Dataset rows describing interfaces:
»»

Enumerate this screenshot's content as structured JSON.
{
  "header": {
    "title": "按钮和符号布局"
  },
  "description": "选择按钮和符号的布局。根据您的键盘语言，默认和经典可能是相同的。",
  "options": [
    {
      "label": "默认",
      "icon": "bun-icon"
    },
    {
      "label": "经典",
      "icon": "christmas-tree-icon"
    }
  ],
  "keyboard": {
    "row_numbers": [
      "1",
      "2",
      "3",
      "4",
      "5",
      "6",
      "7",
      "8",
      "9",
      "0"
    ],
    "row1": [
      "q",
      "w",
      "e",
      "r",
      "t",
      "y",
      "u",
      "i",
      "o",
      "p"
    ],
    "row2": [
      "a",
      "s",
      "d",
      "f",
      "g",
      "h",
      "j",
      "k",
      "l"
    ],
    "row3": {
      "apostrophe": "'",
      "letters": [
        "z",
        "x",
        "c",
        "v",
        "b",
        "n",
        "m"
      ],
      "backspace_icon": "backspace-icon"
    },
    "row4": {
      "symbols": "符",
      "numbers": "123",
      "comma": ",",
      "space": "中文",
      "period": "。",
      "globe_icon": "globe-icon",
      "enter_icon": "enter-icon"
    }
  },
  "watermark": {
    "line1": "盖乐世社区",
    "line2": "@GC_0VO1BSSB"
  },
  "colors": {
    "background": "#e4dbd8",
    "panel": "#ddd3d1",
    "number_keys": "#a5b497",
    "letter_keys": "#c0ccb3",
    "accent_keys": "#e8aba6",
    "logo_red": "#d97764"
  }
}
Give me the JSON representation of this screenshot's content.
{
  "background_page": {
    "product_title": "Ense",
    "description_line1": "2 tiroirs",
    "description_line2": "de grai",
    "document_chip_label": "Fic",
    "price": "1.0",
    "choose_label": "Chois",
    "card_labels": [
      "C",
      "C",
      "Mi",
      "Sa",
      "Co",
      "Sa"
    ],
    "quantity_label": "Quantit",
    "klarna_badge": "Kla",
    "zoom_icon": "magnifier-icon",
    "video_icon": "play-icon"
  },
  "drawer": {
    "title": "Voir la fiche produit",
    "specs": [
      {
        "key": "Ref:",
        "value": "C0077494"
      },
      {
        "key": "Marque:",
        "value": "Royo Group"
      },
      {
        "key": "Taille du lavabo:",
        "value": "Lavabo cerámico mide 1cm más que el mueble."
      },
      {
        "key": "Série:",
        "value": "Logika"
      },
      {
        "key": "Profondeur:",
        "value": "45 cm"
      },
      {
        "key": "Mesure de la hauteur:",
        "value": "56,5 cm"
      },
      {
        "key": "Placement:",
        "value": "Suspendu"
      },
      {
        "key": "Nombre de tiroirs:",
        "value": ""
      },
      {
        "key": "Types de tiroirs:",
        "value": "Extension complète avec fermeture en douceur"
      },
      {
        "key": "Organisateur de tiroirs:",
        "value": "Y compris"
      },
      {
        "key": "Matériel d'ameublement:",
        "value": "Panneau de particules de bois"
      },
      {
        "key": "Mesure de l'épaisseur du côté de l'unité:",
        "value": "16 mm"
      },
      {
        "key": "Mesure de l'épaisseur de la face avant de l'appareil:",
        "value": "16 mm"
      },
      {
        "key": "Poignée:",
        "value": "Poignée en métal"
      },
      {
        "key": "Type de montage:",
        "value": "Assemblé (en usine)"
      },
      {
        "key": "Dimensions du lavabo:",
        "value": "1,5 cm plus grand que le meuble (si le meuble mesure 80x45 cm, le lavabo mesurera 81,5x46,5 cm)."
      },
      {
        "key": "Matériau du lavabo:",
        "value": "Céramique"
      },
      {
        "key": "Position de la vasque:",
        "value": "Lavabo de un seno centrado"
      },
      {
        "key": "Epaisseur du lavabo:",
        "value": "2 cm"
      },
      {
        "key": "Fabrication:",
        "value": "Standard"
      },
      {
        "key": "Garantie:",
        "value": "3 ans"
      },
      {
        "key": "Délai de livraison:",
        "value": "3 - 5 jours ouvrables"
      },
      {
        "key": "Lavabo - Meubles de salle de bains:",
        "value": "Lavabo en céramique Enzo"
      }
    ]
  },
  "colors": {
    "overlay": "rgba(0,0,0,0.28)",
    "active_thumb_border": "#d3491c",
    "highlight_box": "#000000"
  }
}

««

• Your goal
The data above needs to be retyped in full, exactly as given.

• Answer section
Enumerate this screenshot's content as structured JSON.
{
  "header": {
    "title": "按钮和符号布局"
  },
  "description": "选择按钮和符号的布局。根据您的键盘语言，默认和经典可能是相同的。",
  "options": [
    {
      "label": "默认",
      "icon": "bun-icon"
    },
    {
      "label": "经典",
      "icon": "christmas-tree-icon"
    }
  ],
  "keyboard": {
    "row_numbers": [
      "1",
      "2",
      "3",
      "4",
      "5",
      "6",
      "7",
      "8",
      "9",
      "0"
    ],
    "row1": [
      "q",
      "w",
      "e",
      "r",
      "t",
      "y",
      "u",
      "i",
      "o",
      "p"
    ],
    "row2": [
      "a",
      "s",
      "d",
      "f",
      "g",
      "h",
      "j",
      "k",
      "l"
    ],
    "row3": {
      "apostrophe": "'",
      "letters": [
        "z",
        "x",
        "c",
        "v",
        "b",
        "n",
        "m"
      ],
      "backspace_icon": "backspace-icon"
    },
    "row4": {
      "symbols": "符",
      "numbers": "123",
      "comma": ",",
      "space": "中文",
      "period": "。",
      "globe_icon": "globe-icon",
      "enter_icon": "enter-icon"
    }
  },
  "watermark": {
    "line1": "盖乐世社区",
    "line2": "@GC_0VO1BSSB"
  },
  "colors": {
    "background": "#e4dbd8",
    "panel": "#ddd3d1",
    "number_keys": "#a5b497",
    "letter_keys": "#c0ccb3",
    "accent_keys": "#e8aba6",
    "logo_red": "#d97764"
  }
}
Give me the JSON representation of this screenshot's content.
{
  "background_page": {
    "product_title": "Ense",
    "description_line1": "2 tiroirs",
    "description_line2": "de grai",
    "document_chip_label": "Fic",
    "price": "1.0",
    "choose_label": "Chois",
    "card_labels": [
      "C",
      "C",
      "Mi",
      "Sa",
      "Co",
      "Sa"
    ],
    "quantity_label": "Quantit",
    "klarna_badge": "Kla",
    "zoom_icon": "magnifier-icon",
    "video_icon": "play-icon"
  },
  "drawer": {
    "title": "Voir la fiche produit",
    "specs": [
      {
        "key": "Ref:",
        "value": "C0077494"
      },
      {
        "key": "Marque:",
        "value": "Royo Group"
      },
      {
        "key": "Taille du lavabo:",
        "value": "Lavabo cerámico mide 1cm más que el mueble."
      },
      {
        "key": "Série:",
        "value": "Logika"
      },
      {
        "key": "Profondeur:",
        "value": "45 cm"
      },
      {
        "key": "Mesure de la hauteur:",
        "value": "56,5 cm"
      },
      {
        "key": "Placement:",
        "value": "Suspendu"
      },
      {
        "key": "Nombre de tiroirs:",
        "value": ""
      },
      {
        "key": "Types de tiroirs:",
        "value": "Extension complète avec fermeture en douceur"
      },
      {
        "key": "Organisateur de tiroirs:",
        "value": "Y compris"
      },
      {
        "key": "Matériel d'ameublement:",
        "value": "Panneau de particules de bois"
      },
      {
        "key": "Mesure de l'épaisseur du côté de l'unité:",
        "value": "16 mm"
      },
      {
        "key": "Mesure de l'épaisseur de la face avant de l'appareil:",
        "value": "16 mm"
      },
      {
        "key": "Poignée:",
        "value": "Poignée en métal"
      },
      {
        "key": "Type de montage:",
        "value": "Assemblé (en usine)"
      },
      {
        "key": "Dimensions du lavabo:",
        "value": "1,5 cm plus grand que le meuble (si le meuble mesure 80x45 cm, le lavabo mesurera 81,5x46,5 cm)."
      },
      {
        "key": "Matériau du lavabo:",
        "value": "Céramique"
      },
      {
        "key": "Position de la vasque:",
        "value": "Lavabo de un seno centrado"
      },
      {
        "key": "Epaisseur du lavabo:",
        "value": "2 cm"
      },
      {
        "key": "Fabrication:",
        "value": "Standard"
      },
      {
        "key": "Garantie:",
        "value": "3 ans"
      },
      {
        "key": "Délai de livraison:",
        "value": "3 - 5 jours ouvrables"
      },
      {
        "key": "Lavabo - Meubles de salle de bains:",
        "value": "Lavabo en céramique Enzo"
      }
    ]
  },
  "colors": {
    "overlay": "rgba(0,0,0,0.28)",
    "active_thumb_border": "#d3491c",
    "highlight_box": "#000000"
  }
}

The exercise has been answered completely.